Top of MATERIAL SUPPLIED

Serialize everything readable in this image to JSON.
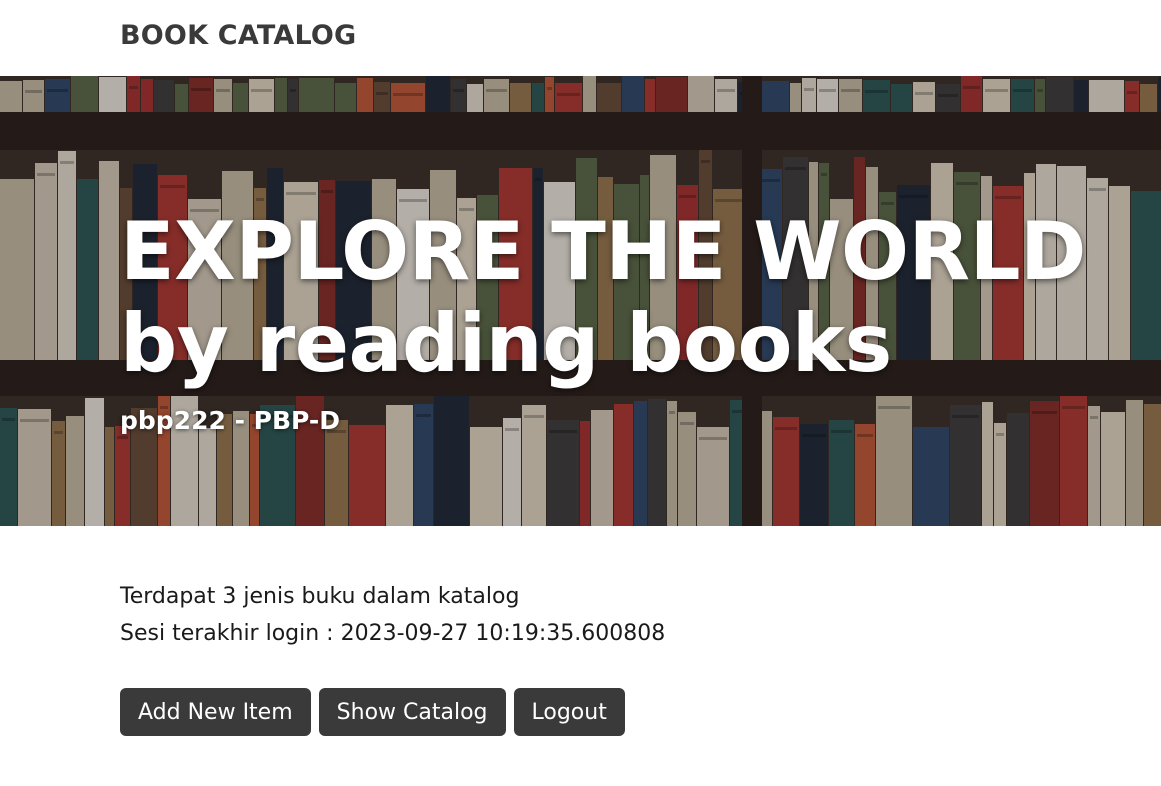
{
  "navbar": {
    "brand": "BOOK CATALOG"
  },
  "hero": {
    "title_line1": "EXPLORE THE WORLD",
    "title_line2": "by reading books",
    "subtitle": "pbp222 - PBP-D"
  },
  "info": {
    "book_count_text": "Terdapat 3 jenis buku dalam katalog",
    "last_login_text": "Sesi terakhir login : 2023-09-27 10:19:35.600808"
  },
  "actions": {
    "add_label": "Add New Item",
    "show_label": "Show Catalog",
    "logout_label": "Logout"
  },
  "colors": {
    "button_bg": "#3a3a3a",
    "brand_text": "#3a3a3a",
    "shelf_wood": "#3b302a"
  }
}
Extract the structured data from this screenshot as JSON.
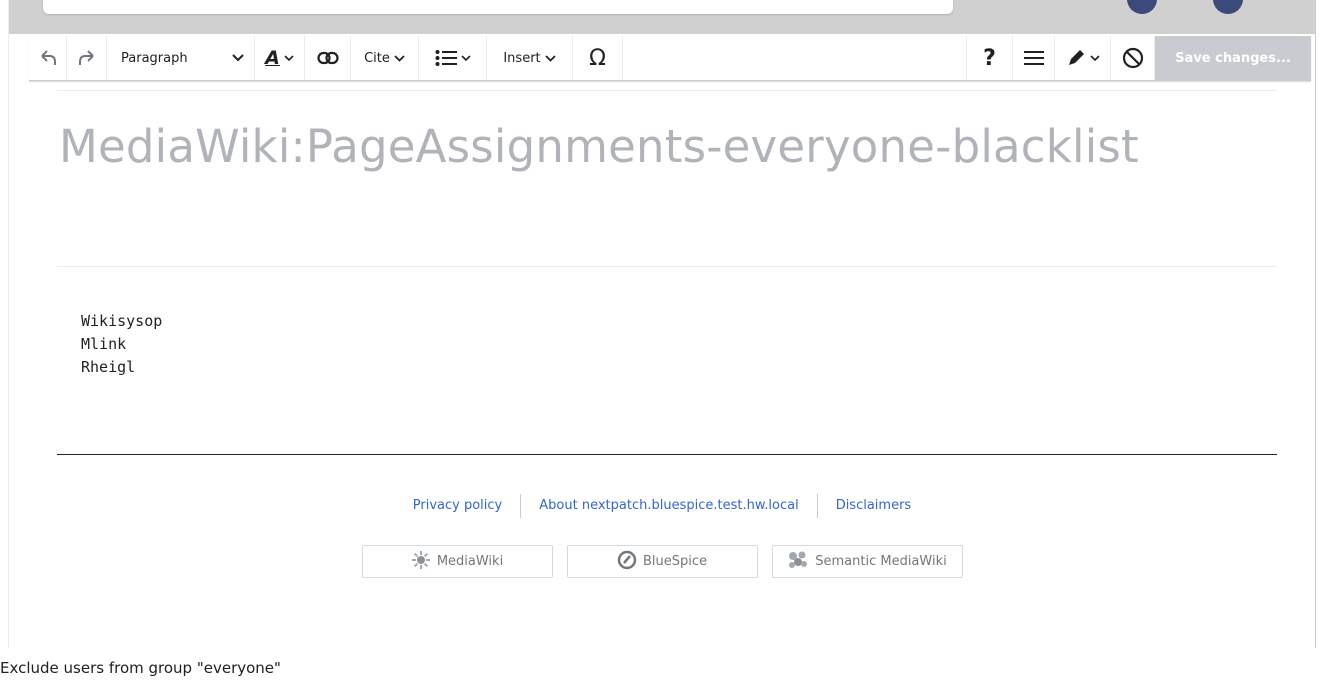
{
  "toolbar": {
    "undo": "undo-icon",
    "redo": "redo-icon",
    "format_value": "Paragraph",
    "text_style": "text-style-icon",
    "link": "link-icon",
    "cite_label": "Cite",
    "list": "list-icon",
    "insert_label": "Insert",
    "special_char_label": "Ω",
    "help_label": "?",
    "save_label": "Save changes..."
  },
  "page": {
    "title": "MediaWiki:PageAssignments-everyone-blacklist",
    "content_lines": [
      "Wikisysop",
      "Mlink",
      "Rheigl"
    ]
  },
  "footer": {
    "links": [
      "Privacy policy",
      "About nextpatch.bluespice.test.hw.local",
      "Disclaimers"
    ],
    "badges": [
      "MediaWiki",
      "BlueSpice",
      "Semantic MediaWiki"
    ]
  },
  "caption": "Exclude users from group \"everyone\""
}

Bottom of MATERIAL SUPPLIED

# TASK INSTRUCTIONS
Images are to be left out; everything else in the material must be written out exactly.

# RESULT
Serialize everything readable in this image to JSON.
{
  "navbar": {
    "brand": "BOOK CATALOG"
  },
  "hero": {
    "title_line1": "EXPLORE THE WORLD",
    "title_line2": "by reading books",
    "subtitle": "pbp222 - PBP-D"
  },
  "info": {
    "book_count_text": "Terdapat 3 jenis buku dalam katalog",
    "last_login_text": "Sesi terakhir login : 2023-09-27 10:19:35.600808"
  },
  "actions": {
    "add_label": "Add New Item",
    "show_label": "Show Catalog",
    "logout_label": "Logout"
  },
  "colors": {
    "button_bg": "#3a3a3a",
    "brand_text": "#3a3a3a",
    "shelf_wood": "#3b302a"
  }
}
Extract the structured data from this screenshot as JSON.
{
  "toolbar": {
    "undo": "undo-icon",
    "redo": "redo-icon",
    "format_value": "Paragraph",
    "text_style": "text-style-icon",
    "link": "link-icon",
    "cite_label": "Cite",
    "list": "list-icon",
    "insert_label": "Insert",
    "special_char_label": "Ω",
    "help_label": "?",
    "save_label": "Save changes..."
  },
  "page": {
    "title": "MediaWiki:PageAssignments-everyone-blacklist",
    "content_lines": [
      "Wikisysop",
      "Mlink",
      "Rheigl"
    ]
  },
  "footer": {
    "links": [
      "Privacy policy",
      "About nextpatch.bluespice.test.hw.local",
      "Disclaimers"
    ],
    "badges": [
      "MediaWiki",
      "BlueSpice",
      "Semantic MediaWiki"
    ]
  },
  "caption": "Exclude users from group \"everyone\""
}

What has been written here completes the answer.